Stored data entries
################

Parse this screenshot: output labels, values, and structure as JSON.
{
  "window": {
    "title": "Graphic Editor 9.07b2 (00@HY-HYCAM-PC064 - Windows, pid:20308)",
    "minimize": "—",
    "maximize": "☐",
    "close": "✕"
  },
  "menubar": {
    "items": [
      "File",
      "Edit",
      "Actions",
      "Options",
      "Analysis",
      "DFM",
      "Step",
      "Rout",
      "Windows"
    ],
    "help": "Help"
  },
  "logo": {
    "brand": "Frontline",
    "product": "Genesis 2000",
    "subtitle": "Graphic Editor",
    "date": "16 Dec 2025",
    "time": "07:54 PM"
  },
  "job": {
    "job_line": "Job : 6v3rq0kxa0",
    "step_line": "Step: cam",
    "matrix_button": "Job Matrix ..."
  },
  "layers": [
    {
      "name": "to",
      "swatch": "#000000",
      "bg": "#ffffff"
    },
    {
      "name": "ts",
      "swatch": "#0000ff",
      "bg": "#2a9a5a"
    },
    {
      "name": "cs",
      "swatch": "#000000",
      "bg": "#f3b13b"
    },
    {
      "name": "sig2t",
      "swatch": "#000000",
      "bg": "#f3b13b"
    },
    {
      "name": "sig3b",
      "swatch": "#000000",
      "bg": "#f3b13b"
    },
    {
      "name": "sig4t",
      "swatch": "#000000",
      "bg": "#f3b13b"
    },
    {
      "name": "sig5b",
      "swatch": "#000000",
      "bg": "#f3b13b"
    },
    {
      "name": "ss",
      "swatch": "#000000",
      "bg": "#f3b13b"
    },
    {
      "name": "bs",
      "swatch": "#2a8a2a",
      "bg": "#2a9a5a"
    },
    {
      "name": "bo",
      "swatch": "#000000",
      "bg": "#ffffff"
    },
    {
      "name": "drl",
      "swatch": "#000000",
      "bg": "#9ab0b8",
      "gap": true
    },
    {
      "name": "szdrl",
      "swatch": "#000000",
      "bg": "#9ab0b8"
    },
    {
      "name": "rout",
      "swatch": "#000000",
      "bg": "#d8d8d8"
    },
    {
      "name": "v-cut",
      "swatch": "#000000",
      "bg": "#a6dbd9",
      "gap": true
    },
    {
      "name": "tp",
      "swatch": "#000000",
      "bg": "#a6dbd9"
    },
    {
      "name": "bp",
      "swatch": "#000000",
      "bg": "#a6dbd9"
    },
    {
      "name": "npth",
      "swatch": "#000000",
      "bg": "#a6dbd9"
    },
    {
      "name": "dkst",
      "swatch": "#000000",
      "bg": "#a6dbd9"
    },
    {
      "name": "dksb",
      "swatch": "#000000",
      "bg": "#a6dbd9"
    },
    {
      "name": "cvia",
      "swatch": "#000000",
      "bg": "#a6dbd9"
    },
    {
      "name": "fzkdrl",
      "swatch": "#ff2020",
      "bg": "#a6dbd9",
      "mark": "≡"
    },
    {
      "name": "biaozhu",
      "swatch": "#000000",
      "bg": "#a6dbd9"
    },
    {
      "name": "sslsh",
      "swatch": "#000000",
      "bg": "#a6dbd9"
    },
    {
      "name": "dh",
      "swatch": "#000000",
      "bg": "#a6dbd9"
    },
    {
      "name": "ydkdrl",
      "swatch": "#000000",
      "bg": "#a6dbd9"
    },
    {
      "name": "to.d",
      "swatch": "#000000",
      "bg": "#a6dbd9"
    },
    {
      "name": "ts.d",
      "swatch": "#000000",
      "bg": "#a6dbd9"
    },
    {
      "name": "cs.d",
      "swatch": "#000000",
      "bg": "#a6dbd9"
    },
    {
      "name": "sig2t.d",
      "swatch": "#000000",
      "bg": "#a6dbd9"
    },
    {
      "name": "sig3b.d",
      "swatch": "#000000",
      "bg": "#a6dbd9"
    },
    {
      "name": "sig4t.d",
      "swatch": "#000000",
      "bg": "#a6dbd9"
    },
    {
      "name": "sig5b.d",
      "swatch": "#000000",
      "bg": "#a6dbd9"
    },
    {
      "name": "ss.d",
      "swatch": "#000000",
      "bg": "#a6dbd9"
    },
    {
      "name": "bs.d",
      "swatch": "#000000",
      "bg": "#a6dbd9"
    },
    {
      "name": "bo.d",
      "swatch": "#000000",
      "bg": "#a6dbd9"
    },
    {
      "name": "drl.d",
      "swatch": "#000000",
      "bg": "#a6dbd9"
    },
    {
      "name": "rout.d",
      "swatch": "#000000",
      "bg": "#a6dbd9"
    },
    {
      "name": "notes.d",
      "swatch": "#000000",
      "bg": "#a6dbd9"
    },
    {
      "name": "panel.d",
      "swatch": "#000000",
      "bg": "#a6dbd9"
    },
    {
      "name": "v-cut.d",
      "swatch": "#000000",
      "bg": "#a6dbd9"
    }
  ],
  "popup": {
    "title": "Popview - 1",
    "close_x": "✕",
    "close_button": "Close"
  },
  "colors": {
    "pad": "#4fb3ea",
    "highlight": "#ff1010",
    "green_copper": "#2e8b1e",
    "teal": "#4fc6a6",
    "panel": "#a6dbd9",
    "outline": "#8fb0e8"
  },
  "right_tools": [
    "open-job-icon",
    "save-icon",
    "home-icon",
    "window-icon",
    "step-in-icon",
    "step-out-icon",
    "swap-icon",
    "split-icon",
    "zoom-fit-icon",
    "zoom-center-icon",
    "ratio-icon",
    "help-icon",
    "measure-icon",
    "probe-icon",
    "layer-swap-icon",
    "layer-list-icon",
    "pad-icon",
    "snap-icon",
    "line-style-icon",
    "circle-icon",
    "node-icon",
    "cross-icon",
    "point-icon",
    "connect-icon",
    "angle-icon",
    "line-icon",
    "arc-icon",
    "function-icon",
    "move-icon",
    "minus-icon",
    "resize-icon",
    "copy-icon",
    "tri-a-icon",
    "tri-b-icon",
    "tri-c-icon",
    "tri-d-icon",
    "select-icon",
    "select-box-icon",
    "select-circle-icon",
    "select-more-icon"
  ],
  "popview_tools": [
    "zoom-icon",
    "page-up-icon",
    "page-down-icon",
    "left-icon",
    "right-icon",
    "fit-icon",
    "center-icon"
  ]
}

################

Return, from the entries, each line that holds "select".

# Solution:
    "select-icon",
    "select-box-icon",
    "select-circle-icon",
    "select-more-icon"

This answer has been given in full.